What the task requires :: Every record is to be printed exactly as written, and any picture in it is skipped.

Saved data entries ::

····················

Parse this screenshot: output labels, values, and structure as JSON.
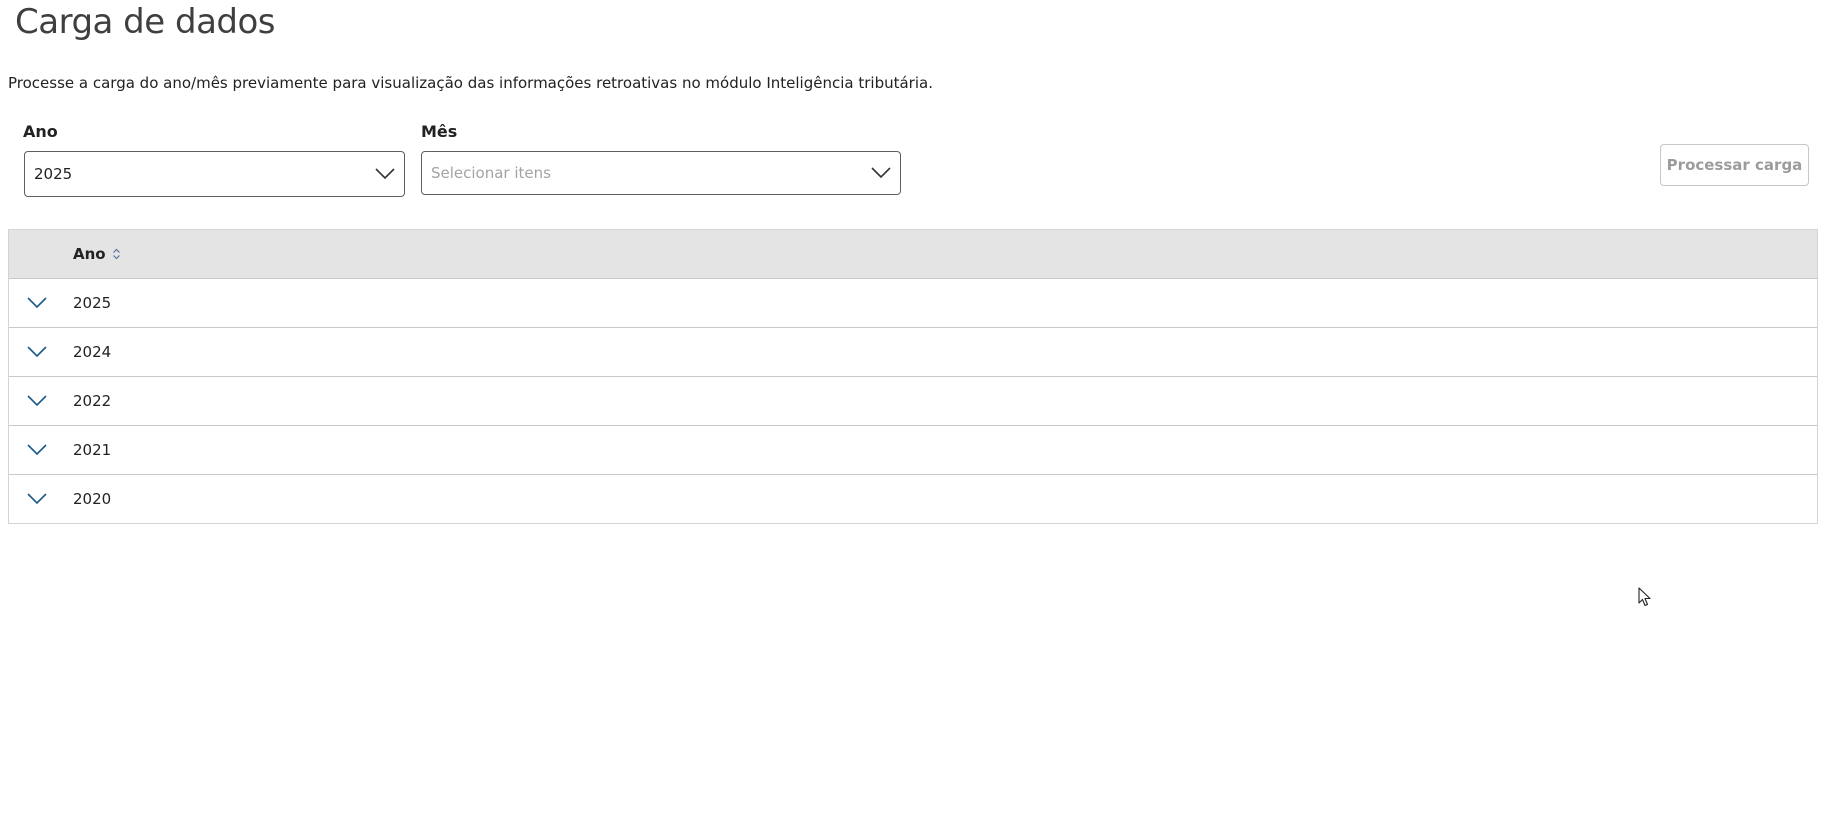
{
  "page": {
    "title": "Carga de dados",
    "description": "Processe a carga do ano/mês previamente para visualização das informações retroativas no módulo Inteligência tributária."
  },
  "filters": {
    "year": {
      "label": "Ano",
      "value": "2025",
      "icon": "chevron-down-icon"
    },
    "month": {
      "label": "Mês",
      "placeholder": "Selecionar itens",
      "icon": "chevron-down-icon"
    },
    "process_button": {
      "label": "Processar carga",
      "state": "disabled"
    }
  },
  "table": {
    "columns": [
      {
        "label": "Ano",
        "sortable": true,
        "icon": "sort-icon"
      }
    ],
    "rows": [
      {
        "ano": "2025",
        "icon": "chevron-down-icon"
      },
      {
        "ano": "2024",
        "icon": "chevron-down-icon"
      },
      {
        "ano": "2022",
        "icon": "chevron-down-icon"
      },
      {
        "ano": "2021",
        "icon": "chevron-down-icon"
      },
      {
        "ano": "2020",
        "icon": "chevron-down-icon"
      }
    ]
  },
  "colors": {
    "header_background": "#e4e4e4",
    "expand_icon": "#1a5a8a",
    "disabled_text": "#9c9c9c",
    "border": "#5f5f5f"
  }
}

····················

Task result ::
Parse this screenshot: output labels, values, and structure as JSON.
{
  "page": {
    "title": "Carga de dados",
    "description": "Processe a carga do ano/mês previamente para visualização das informações retroativas no módulo Inteligência tributária."
  },
  "filters": {
    "year": {
      "label": "Ano",
      "value": "2025",
      "icon": "chevron-down-icon"
    },
    "month": {
      "label": "Mês",
      "placeholder": "Selecionar itens",
      "icon": "chevron-down-icon"
    },
    "process_button": {
      "label": "Processar carga",
      "state": "disabled"
    }
  },
  "table": {
    "columns": [
      {
        "label": "Ano",
        "sortable": true,
        "icon": "sort-icon"
      }
    ],
    "rows": [
      {
        "ano": "2025",
        "icon": "chevron-down-icon"
      },
      {
        "ano": "2024",
        "icon": "chevron-down-icon"
      },
      {
        "ano": "2022",
        "icon": "chevron-down-icon"
      },
      {
        "ano": "2021",
        "icon": "chevron-down-icon"
      },
      {
        "ano": "2020",
        "icon": "chevron-down-icon"
      }
    ]
  },
  "colors": {
    "header_background": "#e4e4e4",
    "expand_icon": "#1a5a8a",
    "disabled_text": "#9c9c9c",
    "border": "#5f5f5f"
  }
}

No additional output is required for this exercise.